It felt like my eyes were moving deep into my body, like my vision was starting to come from my chest instead of my eyes. And right when I noticed myself slipping into that, I would jolt back awake. It was kind of like being on sleep deprivation at this point, but still remaining incredibly energetic. I started to hear foreign music and loud, thundering sounds – big bass notes and something like a trumpet in the distance. I decided to think about memories and friends from my past, and it was like walking through a party where I knew everyone. Every room was a different memory, and I could walk in and interact with it – bring it back to life. Then I really lost control.

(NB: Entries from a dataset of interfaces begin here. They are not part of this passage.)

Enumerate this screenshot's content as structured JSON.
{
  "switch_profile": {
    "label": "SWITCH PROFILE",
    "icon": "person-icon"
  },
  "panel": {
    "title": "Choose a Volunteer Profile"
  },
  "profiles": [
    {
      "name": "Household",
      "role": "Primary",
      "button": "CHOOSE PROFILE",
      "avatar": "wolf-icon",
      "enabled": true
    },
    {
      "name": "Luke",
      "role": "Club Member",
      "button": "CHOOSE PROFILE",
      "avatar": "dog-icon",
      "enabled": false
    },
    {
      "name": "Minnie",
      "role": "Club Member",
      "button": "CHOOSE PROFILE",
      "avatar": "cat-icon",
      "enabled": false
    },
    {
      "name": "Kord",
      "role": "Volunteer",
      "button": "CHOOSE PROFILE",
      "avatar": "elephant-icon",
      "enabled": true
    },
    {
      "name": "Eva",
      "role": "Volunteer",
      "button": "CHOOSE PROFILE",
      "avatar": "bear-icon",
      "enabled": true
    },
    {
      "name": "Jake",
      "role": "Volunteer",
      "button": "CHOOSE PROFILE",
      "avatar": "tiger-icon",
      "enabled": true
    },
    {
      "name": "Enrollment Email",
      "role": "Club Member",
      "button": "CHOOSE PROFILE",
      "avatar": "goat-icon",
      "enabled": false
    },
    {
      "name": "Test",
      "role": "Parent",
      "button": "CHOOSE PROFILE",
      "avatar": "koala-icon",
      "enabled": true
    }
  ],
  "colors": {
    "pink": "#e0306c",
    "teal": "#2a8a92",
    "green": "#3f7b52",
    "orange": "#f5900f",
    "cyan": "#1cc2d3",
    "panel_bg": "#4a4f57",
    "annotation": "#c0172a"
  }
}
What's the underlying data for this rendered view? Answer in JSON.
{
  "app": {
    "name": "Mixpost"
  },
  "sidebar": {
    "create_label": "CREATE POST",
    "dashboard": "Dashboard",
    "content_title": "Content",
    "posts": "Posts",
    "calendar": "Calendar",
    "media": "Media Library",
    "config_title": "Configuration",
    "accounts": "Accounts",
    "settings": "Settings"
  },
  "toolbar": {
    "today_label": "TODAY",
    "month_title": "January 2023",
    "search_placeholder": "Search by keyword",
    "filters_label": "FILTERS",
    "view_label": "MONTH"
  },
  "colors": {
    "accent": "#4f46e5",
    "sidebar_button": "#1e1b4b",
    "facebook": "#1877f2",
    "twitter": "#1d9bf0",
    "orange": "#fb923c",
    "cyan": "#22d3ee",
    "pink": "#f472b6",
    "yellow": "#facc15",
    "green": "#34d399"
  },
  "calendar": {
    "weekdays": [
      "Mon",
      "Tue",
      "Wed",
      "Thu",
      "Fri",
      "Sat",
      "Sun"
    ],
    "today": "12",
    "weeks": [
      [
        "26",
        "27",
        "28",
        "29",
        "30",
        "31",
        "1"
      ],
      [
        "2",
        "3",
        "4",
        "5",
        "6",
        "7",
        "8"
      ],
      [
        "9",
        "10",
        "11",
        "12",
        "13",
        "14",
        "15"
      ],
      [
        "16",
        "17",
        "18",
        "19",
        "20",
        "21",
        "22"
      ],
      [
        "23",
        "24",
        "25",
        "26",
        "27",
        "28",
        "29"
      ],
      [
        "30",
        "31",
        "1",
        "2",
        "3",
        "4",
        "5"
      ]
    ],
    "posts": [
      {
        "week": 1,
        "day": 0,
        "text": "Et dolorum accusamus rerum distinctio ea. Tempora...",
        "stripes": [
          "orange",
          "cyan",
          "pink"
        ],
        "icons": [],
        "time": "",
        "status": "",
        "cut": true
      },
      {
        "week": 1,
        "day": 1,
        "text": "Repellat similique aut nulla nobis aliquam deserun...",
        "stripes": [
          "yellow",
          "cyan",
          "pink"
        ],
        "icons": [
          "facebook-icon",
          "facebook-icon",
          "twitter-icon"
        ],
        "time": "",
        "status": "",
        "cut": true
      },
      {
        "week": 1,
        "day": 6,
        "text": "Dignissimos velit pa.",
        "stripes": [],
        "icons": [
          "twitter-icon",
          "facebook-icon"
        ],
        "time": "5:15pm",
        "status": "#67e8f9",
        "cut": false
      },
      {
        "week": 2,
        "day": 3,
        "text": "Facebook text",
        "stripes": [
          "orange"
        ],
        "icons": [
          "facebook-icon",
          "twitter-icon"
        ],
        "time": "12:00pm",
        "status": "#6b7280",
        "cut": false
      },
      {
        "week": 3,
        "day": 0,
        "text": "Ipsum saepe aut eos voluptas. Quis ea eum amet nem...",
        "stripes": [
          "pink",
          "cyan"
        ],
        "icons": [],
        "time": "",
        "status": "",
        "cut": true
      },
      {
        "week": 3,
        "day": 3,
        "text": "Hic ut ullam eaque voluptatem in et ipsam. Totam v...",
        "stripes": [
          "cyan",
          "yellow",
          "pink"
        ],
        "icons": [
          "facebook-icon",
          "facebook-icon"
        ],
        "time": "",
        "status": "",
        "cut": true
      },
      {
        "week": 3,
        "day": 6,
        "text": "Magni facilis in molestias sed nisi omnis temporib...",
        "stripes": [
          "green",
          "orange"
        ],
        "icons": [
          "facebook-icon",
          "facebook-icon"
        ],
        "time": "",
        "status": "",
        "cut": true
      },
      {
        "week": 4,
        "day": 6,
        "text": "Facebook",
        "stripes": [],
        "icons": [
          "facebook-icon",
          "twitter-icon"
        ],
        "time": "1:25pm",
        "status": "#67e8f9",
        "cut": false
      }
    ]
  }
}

It now felt like a DJ had showed up to the party and started remixing my brain. Memories, ideas, people, music, visual images…all started to get the mashup treatment, and I actually felt my brain using itself as its own sensory input. Like someone plugged a power strip into itself. I heard a voice say “He hasn’t started using his lungs yet”, which was pretty creepy (perhaps some kind of connection to being in the womb?). It felt like a bunch of people were above me, looking down, but there was no down, just out. I started to feel really guilty about things, but kind of ‘as everyone’. That as humans, we aren’t using all the tools we’ve been given properly, and that we are letting someone down. That there is some big thing we are supposed to do.
The ocean sound started to creep up and I started to sink back into myself. I was expecting to get that horrible sleep-paralysis feeling when I came back, but I had never actually gone to sleep…so I tried moving a finger. Moving one single finger a quarter of an inch after not having a body feels indescribable. I clenched my fist, one at first, then the other, and wiggled my toes. Yep, I’m in this body again. I slowly sat up in the tank, both exhausted and completely rejuvenated at the same time. I pushed open the door, and as my pupils shrank back into tiny black dots, I looked around for someone. Still alone. I blindly reached for a towel, and stumbled out into the real world again. Catching a glimpse of my reflection in the mirror on the way out had a certain completing-the-journey quality to it. After taking a shower to get the salt off, I sat around the outdoor firepit where everyone was. I tried my best not to talk about the experience as not to influence theirs, but I think that lasted about ten seconds.
After all four of us had gone in the isolation tank for one hour each, we all had completely different experiences and explanations – but we all agreed it was one of-if-not-the-single-most life-changing feelings we’d ever felt. And seriously, the way you physically feel afterwards is like getting a massage, doing a full workout, and getting 8 hours of sleep all at once.
Edward showed us the concept video for Floatspace, his next endeavor. He wants to set up isolation tanks for public and commercial use, and we talked about all the new possibilities that would arise. What if you could skype with other people while inside the chamber? What about virtual or augmented reality systems? If I could have, I would have invested a cool million right then and there.
With our journey complete, we thanked Edward I think about a hundred times before we climbed back into the car. The quality of sleep I had that night was unrivaled, and I was able to partially slip back into that floating feeling. This morning I woke up an hour before my alarm clock.
To sum it all up, go do this. I feel embarrassed that I haven’t done this before. Until you try it, you won’t understand what I’m talking about.